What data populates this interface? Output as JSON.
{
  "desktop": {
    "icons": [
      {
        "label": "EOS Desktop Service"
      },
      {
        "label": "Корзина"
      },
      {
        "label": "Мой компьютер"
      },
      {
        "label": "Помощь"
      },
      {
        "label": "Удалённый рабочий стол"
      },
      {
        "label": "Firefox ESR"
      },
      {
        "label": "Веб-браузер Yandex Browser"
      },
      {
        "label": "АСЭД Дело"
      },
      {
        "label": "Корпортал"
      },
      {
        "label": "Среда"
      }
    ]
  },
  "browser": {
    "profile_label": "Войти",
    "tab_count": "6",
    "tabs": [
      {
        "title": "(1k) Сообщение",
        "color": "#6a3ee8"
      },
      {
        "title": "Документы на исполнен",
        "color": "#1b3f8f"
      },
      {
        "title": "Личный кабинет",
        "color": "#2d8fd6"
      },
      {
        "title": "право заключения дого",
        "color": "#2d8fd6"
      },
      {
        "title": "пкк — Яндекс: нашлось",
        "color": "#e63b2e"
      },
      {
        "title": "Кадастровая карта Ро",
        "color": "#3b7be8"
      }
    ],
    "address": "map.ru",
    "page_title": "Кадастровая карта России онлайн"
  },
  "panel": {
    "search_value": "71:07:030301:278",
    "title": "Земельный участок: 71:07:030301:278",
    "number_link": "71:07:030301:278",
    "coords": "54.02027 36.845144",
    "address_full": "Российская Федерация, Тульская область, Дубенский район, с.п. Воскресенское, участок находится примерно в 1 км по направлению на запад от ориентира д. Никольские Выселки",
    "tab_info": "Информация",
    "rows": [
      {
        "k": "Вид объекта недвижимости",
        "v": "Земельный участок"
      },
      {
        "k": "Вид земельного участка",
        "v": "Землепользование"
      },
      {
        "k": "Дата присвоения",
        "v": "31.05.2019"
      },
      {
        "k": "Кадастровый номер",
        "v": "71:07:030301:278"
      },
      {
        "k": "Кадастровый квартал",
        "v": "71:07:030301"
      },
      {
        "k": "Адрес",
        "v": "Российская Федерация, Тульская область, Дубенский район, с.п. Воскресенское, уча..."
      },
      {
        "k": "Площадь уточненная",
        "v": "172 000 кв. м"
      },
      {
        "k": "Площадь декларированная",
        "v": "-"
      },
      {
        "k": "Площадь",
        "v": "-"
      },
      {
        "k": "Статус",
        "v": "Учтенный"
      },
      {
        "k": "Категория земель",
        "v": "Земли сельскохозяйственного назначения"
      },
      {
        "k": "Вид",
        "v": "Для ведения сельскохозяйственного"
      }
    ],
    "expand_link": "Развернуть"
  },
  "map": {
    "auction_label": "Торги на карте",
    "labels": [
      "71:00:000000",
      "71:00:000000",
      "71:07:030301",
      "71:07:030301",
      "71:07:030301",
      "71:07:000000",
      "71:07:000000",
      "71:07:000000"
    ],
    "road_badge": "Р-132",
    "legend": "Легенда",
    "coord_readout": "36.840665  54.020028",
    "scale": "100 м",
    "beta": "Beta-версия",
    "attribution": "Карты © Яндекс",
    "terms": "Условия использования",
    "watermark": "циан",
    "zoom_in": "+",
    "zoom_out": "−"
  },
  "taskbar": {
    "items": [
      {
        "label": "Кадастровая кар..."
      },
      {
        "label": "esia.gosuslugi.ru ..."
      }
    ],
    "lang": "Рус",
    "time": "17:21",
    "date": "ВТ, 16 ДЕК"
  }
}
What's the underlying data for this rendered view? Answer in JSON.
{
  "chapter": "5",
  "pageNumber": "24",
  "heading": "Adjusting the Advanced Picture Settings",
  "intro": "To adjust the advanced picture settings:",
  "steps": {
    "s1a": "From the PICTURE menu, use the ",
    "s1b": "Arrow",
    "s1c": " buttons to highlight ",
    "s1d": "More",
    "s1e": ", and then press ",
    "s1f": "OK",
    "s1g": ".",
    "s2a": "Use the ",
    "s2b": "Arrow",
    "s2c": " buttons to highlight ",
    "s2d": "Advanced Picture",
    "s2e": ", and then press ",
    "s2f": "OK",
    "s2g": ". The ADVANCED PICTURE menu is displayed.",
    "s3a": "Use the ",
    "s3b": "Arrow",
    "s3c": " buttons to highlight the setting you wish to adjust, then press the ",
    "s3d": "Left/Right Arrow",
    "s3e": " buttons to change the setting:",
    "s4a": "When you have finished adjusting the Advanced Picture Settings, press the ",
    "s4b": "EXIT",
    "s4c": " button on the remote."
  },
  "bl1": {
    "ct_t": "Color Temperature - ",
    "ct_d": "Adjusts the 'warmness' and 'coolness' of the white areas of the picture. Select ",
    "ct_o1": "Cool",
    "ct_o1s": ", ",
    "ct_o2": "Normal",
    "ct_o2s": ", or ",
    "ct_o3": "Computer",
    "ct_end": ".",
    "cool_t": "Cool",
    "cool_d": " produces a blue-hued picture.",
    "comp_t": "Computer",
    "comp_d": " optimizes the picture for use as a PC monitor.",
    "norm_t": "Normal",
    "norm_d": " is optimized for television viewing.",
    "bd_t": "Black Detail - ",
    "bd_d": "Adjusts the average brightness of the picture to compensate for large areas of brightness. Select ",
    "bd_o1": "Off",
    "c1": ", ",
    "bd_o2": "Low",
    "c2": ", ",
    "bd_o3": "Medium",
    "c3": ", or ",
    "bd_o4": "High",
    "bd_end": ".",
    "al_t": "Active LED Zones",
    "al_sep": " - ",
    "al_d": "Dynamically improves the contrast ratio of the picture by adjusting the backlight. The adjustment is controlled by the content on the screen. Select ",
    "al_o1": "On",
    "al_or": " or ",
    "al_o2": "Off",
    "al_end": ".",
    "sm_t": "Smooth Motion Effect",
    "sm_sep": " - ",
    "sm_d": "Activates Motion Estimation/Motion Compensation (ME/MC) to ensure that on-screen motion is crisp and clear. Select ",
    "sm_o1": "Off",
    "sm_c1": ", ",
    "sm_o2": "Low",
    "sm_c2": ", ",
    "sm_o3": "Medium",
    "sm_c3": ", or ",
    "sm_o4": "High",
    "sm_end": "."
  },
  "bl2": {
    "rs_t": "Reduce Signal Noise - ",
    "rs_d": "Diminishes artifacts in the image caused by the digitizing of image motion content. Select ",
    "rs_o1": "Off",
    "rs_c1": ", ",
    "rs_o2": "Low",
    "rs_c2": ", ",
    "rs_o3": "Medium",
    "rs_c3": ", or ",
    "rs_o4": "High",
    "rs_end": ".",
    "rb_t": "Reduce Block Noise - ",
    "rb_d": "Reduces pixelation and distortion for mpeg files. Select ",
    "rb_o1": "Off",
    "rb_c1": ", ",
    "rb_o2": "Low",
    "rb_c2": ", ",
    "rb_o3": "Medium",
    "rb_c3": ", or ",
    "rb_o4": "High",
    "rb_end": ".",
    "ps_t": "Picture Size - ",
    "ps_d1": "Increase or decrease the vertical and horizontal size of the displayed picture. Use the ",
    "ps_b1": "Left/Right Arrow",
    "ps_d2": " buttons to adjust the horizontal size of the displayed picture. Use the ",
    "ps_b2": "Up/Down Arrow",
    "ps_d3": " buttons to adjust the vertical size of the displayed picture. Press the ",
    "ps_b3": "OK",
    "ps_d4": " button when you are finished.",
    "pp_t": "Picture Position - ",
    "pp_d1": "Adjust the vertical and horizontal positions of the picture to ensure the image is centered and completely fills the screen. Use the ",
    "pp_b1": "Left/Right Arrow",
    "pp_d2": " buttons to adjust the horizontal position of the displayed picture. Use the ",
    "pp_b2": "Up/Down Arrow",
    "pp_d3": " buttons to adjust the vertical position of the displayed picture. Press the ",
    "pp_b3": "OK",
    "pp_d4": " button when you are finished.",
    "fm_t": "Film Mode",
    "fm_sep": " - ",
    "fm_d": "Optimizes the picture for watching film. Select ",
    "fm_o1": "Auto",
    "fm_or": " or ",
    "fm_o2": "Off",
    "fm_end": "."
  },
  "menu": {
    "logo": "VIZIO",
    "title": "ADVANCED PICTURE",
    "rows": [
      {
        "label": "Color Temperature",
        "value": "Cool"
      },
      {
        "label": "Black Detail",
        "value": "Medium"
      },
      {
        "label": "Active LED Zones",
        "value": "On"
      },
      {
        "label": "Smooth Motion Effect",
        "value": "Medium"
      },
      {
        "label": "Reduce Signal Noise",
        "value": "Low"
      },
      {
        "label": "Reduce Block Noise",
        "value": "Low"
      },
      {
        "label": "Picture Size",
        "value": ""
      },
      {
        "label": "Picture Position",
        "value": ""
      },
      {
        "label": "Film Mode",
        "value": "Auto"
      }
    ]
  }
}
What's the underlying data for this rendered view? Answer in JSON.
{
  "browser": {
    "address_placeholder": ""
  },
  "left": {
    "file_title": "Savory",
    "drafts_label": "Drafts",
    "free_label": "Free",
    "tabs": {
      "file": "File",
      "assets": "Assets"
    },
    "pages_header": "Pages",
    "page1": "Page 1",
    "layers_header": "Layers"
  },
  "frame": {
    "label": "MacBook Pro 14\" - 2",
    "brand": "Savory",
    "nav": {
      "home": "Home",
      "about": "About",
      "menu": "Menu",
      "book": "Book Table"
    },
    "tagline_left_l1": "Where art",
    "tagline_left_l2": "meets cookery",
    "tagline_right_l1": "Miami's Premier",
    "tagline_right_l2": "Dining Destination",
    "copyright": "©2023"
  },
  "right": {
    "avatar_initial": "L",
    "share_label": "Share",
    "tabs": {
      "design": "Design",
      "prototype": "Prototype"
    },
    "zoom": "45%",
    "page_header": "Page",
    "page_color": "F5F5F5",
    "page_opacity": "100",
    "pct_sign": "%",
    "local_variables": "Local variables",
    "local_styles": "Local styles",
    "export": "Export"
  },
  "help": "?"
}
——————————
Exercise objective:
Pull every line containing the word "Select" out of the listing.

Task result:
    "ct_d": "Adjusts the 'warmness' and 'coolness' of the white areas of the picture. Select ",
    "bd_d": "Adjusts the average brightness of the picture to compensate for large areas of brightness. Select ",
    "al_d": "Dynamically improves the contrast ratio of the picture by adjusting the backlight. The adjustment is controlled by the content on the screen. Select ",
    "sm_d": "Activates Motion Estimation/Motion Compensation (ME/MC) to ensure that on-screen motion is crisp and clear. Select ",
    "rs_d": "Diminishes artifacts in the image caused by the digitizing of image motion content. Select ",
    "rb_d": "Reduces pixelation and distortion for mpeg files. Select ",
    "fm_d": "Optimizes the picture for watching film. Select ",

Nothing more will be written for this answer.